Sunday, January 30, 2005

Minutiae on Iraq

At In the Agora, Joshua Claybourn writes:
High turnout among the South Africans wasn't seen as the test of the South African elections' legitimacy, and neither should it be the sole test in Iraq.
There are two things that strike me as off about this analogy, one of which is pragmatic, while the other is rooted more in justice. First, the pragmatic: in South Africa, I don't think we were particularly concerned about a civil war or campaign of terror if the white voters were underrepresented. By contrast, this is precisely the concern that drove the movement to postpone the election and has animated many of the dire warnings that the election won't necessarily be a panacea. If Sunnis are greatly underrepresented, this line of argument goes, the citizenry may not feel they have a voice in the government, and may voice their dissatisfaction through violence.

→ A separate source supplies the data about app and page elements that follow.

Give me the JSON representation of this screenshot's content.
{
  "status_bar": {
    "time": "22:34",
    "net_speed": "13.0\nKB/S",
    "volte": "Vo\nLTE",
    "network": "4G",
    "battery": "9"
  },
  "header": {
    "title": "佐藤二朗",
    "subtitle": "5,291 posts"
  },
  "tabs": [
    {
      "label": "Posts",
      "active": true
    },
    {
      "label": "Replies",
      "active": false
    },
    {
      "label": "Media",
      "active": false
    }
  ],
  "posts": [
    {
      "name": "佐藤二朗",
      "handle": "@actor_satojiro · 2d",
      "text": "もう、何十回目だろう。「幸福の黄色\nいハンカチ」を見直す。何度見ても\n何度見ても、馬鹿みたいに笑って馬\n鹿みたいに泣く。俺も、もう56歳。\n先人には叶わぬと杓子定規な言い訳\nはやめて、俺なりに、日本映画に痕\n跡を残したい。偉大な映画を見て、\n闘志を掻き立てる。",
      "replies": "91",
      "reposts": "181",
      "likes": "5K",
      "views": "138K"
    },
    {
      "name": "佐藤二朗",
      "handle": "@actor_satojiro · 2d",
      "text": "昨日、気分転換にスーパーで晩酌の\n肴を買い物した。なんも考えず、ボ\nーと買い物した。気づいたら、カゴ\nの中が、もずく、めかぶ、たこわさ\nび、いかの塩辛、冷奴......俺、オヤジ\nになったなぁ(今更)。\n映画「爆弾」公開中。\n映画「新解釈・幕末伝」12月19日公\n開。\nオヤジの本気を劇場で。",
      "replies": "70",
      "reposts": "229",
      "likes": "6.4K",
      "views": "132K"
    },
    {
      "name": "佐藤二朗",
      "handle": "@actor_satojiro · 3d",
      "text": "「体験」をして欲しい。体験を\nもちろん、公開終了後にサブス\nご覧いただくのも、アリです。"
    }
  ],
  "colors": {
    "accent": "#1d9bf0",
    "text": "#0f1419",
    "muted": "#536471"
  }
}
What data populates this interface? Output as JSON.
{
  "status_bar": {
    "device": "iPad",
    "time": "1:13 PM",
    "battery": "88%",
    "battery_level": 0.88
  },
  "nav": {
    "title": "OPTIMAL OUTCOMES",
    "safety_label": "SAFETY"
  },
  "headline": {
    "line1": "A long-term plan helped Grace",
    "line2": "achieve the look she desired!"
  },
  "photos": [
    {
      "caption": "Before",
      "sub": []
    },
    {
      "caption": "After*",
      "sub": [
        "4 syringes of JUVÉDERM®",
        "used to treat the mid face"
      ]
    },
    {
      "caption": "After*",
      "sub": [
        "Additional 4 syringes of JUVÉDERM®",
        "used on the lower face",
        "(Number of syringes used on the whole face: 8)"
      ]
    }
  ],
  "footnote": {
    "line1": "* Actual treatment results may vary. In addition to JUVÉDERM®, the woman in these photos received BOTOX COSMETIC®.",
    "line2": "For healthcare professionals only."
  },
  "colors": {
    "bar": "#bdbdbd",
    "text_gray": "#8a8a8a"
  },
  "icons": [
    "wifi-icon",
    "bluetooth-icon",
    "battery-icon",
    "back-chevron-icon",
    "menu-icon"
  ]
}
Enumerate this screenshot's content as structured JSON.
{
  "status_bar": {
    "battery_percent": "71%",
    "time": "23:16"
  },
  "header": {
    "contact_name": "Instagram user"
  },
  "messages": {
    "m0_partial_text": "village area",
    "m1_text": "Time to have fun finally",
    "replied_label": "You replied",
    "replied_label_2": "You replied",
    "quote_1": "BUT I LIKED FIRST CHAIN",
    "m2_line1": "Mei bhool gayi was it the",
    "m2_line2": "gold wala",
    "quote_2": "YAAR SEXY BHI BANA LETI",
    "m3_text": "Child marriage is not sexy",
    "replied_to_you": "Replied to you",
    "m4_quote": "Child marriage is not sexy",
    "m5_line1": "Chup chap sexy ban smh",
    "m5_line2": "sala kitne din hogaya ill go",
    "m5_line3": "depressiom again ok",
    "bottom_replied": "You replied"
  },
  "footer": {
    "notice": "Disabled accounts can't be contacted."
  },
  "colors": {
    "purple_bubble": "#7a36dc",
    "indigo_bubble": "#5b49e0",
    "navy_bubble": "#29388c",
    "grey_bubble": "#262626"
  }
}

It's the logical corollary of Bush's 'transformative power of democracy' thesis, which holds that if people gain a voice via democracy, they'll channel their energies peacefully. What I find interesting is that the reasoning of many on the left about legitimacy tacitly makes use of Bush's logic. It only challenges the facts on the ground while accepting the force of that logic.

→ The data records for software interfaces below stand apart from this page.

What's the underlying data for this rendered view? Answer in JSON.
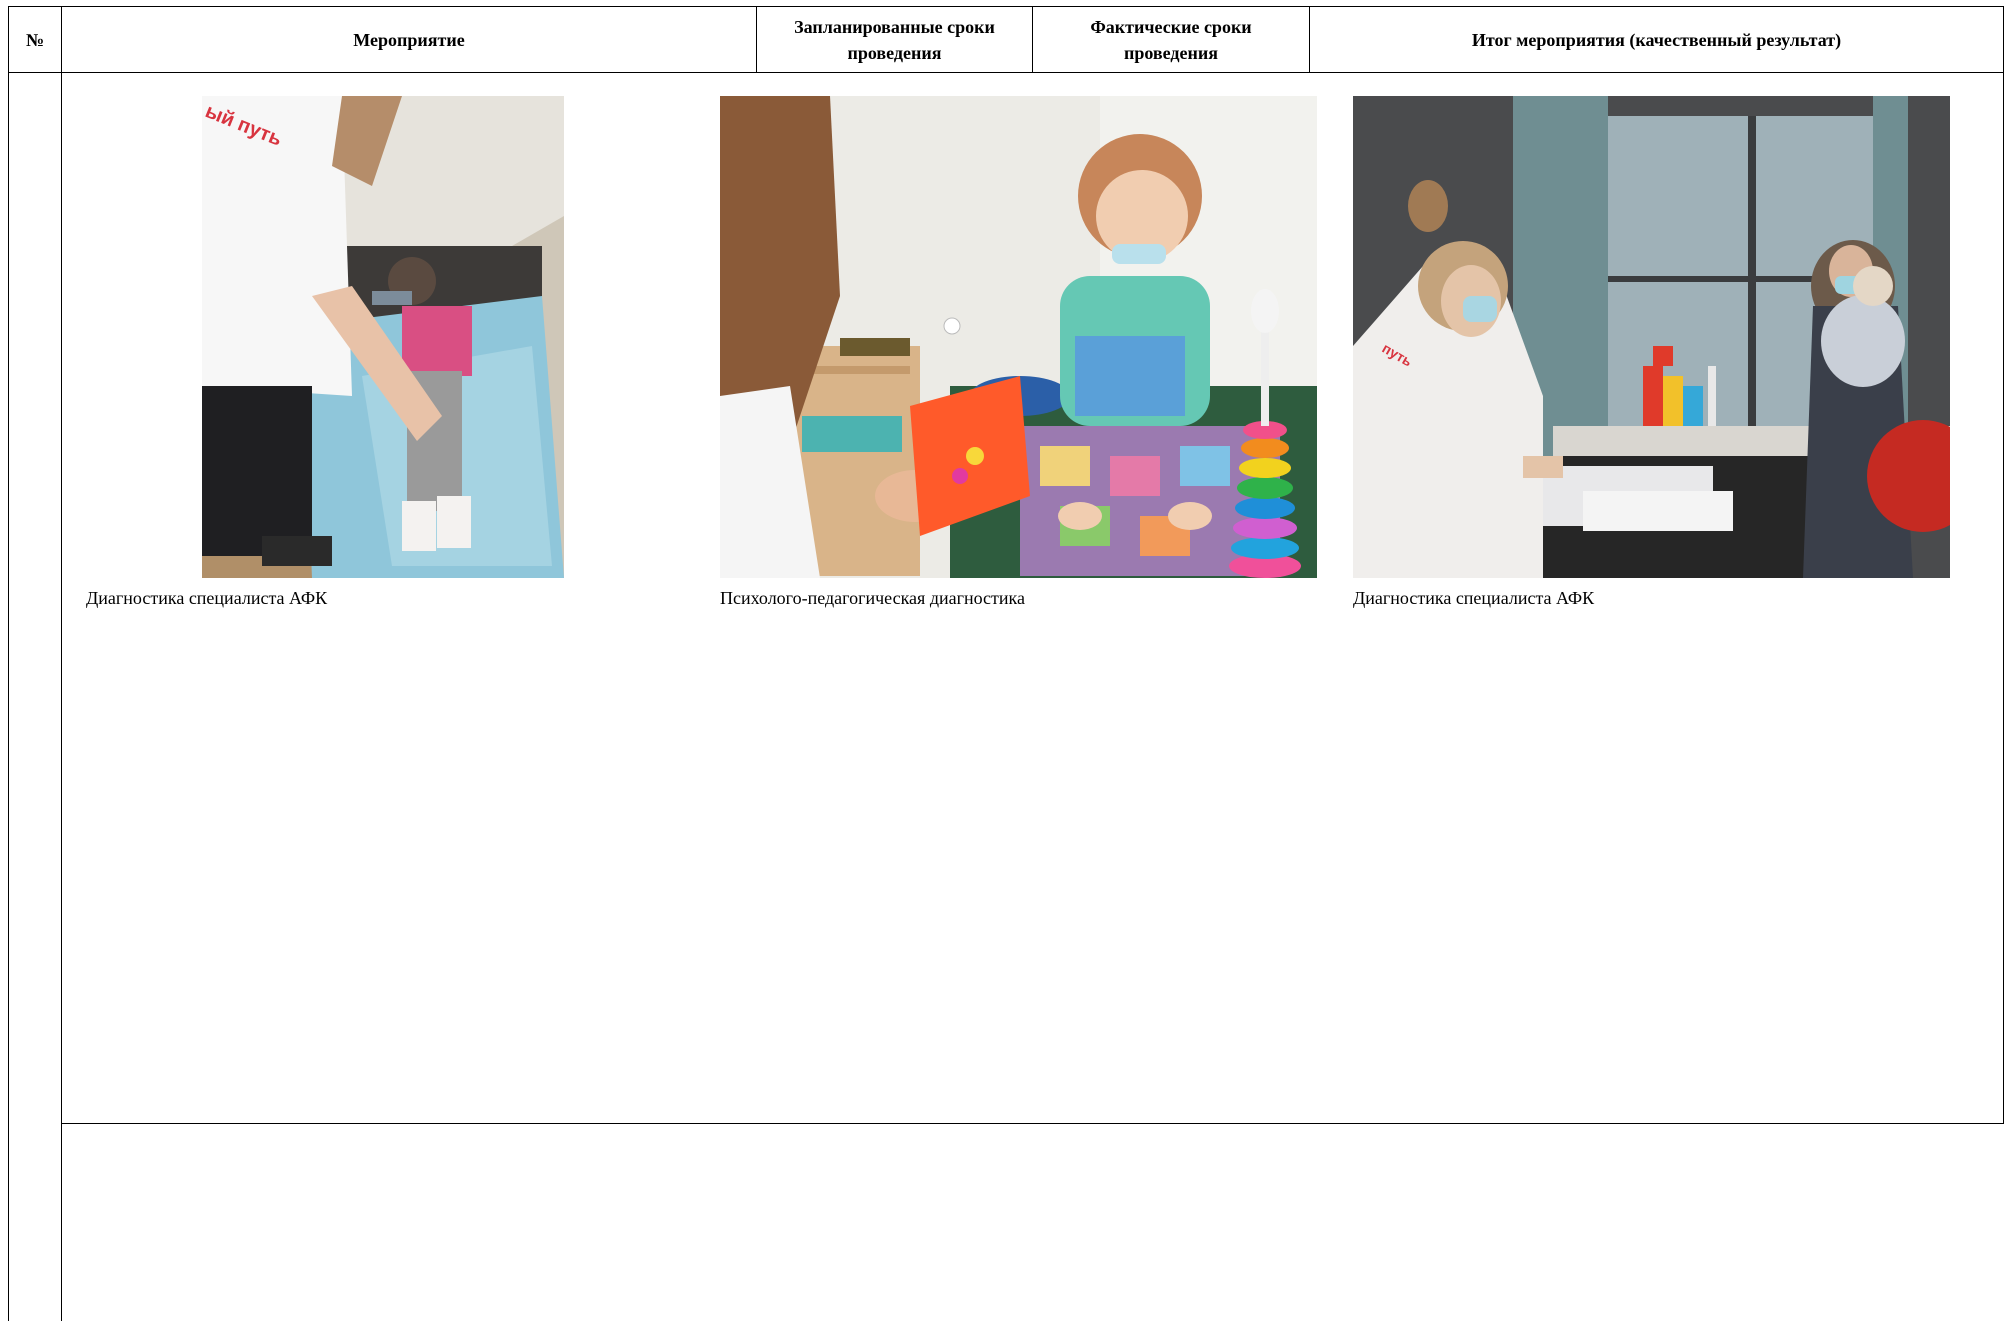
{
  "table": {
    "headers": {
      "number": "№",
      "event": "Мероприятие",
      "planned_dates": "Запланированные сроки проведения",
      "actual_dates": "Фактические сроки проведения",
      "result": "Итог мероприятия (качественный результат)"
    }
  },
  "photos": [
    {
      "caption": "Диагностика специалиста АФК",
      "shirt_text": "ый путь"
    },
    {
      "caption": "Психолого-педагогическая диагностика"
    },
    {
      "caption": "Диагностика специалиста АФК",
      "shirt_text": "путь"
    }
  ]
}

If nothing else, that goes to show that Bush really does have command of the terms of the public discourse.

The second reason I don't find the analogy particularly apt derives from our sense of just-desserts. If the whites in South Africa were underrepresented, well, sucks to be them. In other words, since so many whites directly benefited from apartheid, there's a certain retributive justice in their subsequent disenfranchisement. I've found that my intuitions don't always match up with everyone's, but in this case, if Sunnis don't vote for whatever reason, I have a feeling that the reaction is more likely to be (and should be) 'that's not good,' rather than 'sucks to be them'.